Out of all of her albums, Janet Jackson’s Damita Jo fell a bit under the radar. “Just A Little While” was positioned to lead the release; however, it leaked only one day after Janet’s calamitous Super Bowl halftime show with Justin Timberlake, which spawned a multitude of controversy. Though Timberlake recovered from the incident, Janet was blacklisted from radio and TV stations for years. The single and corresponding video were ultimately released overseas. Against an Americana backdrop, “Just A Little While” is playfully romantic and reminiscent of the same vibe that made “All For You” a hit. Contrary to her previous albums that centered on heartbreak and percolating rage, light rock set a warm, celebratory tone for a woman newly in love.
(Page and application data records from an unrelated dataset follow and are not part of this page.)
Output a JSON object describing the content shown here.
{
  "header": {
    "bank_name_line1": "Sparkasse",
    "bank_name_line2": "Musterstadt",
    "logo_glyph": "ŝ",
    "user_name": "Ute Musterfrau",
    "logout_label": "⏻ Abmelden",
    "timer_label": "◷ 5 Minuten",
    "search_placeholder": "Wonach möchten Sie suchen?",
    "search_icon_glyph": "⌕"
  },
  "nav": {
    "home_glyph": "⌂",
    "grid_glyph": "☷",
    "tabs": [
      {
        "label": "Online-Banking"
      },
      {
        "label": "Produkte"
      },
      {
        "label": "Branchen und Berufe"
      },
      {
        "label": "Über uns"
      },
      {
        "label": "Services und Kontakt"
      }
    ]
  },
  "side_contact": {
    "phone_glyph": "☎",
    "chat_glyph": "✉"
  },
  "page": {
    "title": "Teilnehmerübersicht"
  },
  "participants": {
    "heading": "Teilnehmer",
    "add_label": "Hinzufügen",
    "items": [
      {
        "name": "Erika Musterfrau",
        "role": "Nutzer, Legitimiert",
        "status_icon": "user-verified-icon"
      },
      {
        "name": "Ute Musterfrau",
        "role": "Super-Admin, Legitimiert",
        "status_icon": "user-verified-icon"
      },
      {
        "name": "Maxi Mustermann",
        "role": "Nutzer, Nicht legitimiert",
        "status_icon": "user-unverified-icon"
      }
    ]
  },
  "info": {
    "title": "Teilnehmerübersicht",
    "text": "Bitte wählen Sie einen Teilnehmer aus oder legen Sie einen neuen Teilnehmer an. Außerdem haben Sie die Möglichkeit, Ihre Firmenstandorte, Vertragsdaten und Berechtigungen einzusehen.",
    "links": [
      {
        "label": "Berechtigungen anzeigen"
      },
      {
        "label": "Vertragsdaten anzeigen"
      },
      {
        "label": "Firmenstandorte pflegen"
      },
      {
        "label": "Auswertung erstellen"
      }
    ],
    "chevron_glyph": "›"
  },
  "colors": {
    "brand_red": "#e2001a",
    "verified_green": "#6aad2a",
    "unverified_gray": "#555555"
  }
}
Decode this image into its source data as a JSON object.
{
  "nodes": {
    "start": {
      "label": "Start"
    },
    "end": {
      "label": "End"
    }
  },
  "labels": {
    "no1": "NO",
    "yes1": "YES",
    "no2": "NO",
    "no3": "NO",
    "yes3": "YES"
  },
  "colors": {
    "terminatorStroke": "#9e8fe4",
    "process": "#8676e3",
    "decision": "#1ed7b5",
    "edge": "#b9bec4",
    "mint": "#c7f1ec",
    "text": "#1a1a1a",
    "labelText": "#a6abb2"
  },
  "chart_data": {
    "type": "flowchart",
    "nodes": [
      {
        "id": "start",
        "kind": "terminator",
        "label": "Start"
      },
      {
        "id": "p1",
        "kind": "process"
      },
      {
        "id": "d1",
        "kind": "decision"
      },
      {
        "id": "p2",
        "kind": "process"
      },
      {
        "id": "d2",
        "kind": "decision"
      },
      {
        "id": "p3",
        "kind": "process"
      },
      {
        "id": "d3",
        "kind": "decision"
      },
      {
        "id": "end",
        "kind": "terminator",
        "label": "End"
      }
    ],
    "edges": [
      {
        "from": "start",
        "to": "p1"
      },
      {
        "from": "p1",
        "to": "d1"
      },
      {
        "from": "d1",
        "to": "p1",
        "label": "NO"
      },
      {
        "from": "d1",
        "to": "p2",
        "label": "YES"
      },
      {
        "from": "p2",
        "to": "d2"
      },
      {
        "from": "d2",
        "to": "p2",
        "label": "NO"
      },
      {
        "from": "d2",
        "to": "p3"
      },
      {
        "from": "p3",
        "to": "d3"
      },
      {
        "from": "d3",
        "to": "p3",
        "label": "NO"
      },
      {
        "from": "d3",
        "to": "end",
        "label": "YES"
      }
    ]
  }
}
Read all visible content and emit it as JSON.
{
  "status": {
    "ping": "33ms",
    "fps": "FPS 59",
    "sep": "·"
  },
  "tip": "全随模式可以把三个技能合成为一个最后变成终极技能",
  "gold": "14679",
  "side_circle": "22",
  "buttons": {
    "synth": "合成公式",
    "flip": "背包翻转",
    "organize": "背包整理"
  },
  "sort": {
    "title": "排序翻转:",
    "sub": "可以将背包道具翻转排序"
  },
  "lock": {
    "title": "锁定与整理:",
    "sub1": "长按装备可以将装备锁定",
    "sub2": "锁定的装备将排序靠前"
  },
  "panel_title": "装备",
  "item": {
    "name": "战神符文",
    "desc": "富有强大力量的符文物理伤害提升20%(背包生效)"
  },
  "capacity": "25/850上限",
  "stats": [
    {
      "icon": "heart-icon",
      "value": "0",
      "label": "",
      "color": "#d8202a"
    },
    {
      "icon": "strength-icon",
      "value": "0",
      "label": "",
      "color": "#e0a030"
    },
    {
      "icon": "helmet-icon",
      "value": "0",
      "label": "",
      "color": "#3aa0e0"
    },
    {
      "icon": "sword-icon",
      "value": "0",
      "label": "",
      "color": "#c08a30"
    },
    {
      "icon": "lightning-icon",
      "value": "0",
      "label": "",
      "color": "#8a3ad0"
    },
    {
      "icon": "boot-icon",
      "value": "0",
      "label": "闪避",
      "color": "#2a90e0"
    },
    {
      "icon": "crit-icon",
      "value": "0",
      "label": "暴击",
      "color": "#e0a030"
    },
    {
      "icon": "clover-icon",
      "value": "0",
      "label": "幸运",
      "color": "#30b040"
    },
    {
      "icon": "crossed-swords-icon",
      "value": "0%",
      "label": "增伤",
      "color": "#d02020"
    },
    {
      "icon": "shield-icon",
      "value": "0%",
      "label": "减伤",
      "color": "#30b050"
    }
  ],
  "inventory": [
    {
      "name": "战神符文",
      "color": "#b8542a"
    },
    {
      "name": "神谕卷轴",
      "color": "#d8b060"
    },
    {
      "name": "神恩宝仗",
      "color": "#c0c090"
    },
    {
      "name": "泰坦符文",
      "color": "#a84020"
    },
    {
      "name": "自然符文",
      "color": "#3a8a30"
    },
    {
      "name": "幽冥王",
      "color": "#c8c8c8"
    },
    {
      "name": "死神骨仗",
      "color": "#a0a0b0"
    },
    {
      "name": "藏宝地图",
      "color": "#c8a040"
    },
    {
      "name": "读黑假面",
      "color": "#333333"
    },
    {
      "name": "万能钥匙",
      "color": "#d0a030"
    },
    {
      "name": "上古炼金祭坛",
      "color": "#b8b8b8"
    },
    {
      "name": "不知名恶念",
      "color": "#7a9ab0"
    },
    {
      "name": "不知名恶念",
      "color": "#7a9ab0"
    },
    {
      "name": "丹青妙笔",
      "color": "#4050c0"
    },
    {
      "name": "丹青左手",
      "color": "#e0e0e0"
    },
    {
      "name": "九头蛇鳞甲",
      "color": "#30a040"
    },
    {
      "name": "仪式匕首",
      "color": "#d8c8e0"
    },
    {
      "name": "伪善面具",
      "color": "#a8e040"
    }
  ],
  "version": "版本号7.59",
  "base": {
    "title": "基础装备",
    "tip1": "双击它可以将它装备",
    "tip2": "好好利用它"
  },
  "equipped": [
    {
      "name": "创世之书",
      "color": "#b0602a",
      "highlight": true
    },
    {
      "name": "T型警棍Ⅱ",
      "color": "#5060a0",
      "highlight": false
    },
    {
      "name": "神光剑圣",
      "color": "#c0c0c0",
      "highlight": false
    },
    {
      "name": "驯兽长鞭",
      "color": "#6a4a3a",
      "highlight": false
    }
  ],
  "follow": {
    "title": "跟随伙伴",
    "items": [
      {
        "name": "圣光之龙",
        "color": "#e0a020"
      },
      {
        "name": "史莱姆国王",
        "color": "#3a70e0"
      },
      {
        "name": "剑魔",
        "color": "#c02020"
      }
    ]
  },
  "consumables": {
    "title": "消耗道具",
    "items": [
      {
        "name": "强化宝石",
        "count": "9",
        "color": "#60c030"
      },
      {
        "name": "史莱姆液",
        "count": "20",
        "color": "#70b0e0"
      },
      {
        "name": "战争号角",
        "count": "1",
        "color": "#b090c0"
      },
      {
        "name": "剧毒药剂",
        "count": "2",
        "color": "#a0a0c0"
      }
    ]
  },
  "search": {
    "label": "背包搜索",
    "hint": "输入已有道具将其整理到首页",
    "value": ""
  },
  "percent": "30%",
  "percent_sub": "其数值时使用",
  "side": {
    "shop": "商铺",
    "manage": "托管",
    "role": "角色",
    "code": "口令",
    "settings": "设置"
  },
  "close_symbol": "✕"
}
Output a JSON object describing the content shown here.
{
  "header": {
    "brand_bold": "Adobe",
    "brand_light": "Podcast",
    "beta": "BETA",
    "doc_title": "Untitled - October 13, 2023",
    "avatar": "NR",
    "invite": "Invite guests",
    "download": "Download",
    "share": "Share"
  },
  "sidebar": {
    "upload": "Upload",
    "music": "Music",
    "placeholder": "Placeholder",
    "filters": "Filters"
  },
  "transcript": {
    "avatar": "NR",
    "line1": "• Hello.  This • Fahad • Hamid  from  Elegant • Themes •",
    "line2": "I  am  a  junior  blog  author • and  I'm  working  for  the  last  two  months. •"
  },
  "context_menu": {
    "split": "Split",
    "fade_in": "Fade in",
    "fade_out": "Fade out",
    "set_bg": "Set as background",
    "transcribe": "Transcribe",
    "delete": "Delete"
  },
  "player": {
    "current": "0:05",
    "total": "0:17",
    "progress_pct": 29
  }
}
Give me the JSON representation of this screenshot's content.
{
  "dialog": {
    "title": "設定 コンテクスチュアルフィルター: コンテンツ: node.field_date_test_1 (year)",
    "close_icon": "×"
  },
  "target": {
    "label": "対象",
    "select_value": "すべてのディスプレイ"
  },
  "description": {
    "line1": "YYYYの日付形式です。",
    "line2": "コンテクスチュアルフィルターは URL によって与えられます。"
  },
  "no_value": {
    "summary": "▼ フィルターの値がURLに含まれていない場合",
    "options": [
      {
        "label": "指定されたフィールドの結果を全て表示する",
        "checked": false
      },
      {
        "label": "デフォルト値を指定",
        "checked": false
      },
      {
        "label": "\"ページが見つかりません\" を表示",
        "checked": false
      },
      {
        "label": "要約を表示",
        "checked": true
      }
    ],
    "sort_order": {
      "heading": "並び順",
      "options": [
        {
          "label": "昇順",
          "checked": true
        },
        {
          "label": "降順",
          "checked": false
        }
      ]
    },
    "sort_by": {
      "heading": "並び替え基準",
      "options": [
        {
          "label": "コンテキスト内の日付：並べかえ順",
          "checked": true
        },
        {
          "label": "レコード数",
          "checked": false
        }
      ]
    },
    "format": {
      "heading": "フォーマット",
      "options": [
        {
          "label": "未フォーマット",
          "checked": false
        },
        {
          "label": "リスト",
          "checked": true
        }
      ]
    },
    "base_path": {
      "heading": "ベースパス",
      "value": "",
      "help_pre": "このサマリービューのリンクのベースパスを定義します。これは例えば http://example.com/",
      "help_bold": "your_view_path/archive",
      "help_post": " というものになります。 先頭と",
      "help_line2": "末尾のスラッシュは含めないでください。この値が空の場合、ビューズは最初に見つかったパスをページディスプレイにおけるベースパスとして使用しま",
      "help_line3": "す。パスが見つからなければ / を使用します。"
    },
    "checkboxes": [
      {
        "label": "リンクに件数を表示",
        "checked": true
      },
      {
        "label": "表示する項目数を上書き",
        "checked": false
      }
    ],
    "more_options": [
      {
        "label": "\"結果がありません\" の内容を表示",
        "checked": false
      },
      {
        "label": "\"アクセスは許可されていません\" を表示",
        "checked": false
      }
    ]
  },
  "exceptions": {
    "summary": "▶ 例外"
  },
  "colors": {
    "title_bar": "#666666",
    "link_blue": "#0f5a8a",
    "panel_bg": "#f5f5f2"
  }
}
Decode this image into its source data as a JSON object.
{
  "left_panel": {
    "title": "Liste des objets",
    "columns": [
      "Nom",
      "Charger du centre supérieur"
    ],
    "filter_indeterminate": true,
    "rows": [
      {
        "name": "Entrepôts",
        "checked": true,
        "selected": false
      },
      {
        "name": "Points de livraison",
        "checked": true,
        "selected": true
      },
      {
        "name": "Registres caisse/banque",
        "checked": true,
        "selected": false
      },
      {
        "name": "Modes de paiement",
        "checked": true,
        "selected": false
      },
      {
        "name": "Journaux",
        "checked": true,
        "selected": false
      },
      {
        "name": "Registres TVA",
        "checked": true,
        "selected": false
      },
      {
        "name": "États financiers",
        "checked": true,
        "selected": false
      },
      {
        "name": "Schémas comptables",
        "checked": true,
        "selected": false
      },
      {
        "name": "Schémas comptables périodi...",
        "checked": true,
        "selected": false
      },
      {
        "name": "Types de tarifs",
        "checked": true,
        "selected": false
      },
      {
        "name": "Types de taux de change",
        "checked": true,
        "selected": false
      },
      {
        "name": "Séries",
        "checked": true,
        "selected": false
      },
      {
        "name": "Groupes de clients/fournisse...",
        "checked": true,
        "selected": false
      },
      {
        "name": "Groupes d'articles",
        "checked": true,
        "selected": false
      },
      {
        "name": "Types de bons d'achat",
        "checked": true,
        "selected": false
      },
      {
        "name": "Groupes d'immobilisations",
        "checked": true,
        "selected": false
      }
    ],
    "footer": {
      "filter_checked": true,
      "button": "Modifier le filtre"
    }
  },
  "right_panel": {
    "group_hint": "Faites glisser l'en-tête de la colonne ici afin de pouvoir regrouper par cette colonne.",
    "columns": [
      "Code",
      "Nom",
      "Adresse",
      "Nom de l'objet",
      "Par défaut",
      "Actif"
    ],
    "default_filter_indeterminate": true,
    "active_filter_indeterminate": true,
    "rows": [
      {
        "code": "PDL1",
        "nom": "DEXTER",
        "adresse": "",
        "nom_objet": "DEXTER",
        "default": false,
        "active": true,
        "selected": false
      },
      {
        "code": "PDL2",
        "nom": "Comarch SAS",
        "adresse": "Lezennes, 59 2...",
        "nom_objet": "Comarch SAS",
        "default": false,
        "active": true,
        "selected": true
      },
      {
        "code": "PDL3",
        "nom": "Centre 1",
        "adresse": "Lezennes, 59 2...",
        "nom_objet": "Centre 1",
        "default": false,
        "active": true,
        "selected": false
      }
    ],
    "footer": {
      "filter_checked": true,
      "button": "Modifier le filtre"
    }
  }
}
“Scream” soared with a sound that had one foot planted in the ’90s with its rollicking dance-pop groove and the other in the future with its rousing electropop. The rebellious rock ’n’ roll attitude permeated Michael and Janet’s vocals, their choreography, and the very costly music video, which premiered via simulcast on MTV and BET. Continuing the family’s historically contentious relationship with the media, “Scream” was a scathing indictment of the tabloid industry, which remained affixed on the lives of both siblings. The release broke a number of records: It was the first in Billboard’s history to debut at No. 5 on the Hot 100 and was listed in the Guinness Book Of World Records as one of the most expensive music videos ever made. The exact cost is up for debate—the original $7 million price tag was later refuted by the director—but either way, trashing a CGI set outfitted with 20 custom-made Flying V Gibson guitars can’t be cheap.
The fourth track on Janet’s criminally underrated Unbreakable sounds like two different songs stitched together, as warped electronica caves to ethereal pop. Drums, bass, and the return of gravelly vocals—once again, eerily close to Michael’s recognizable delivery in spots—blur the genres in a track that sounds like the beginning of a serious voyage. “The Great Forever” benefits from its percussive spirit, keeping the track upbeat as Janet questions the outside curiosity surrounding her marriage to billionaire Wissam Al Mana. The lyrics didn’t exactly age as gracefully as the rest of her discography, considering that the couple in question announced their impending divorce just two years later, but the call for privacy remains as evergreen as the appeal of confident drum beat.
Unbreakable as a whole rang like the manifesto of an artist realizing that she still has so much left to accomplish. Predating the birth of her son and her second divorce, “Well Traveled” is a hopeful Bon Jovi-esque ballad about entering a renewal phase and carrying the love and energy of a good support system along for the ride. Singing of “destinations unknown,” the performer pondered new beginnings in the cocoon of arena rock. Janet Jackson’s music inherently demands crowd participation, whether it’s meant to inspire thought or fancy footwork. In this case, Janet wants you to sway and wish her well. It’s nearly impossible not to do both.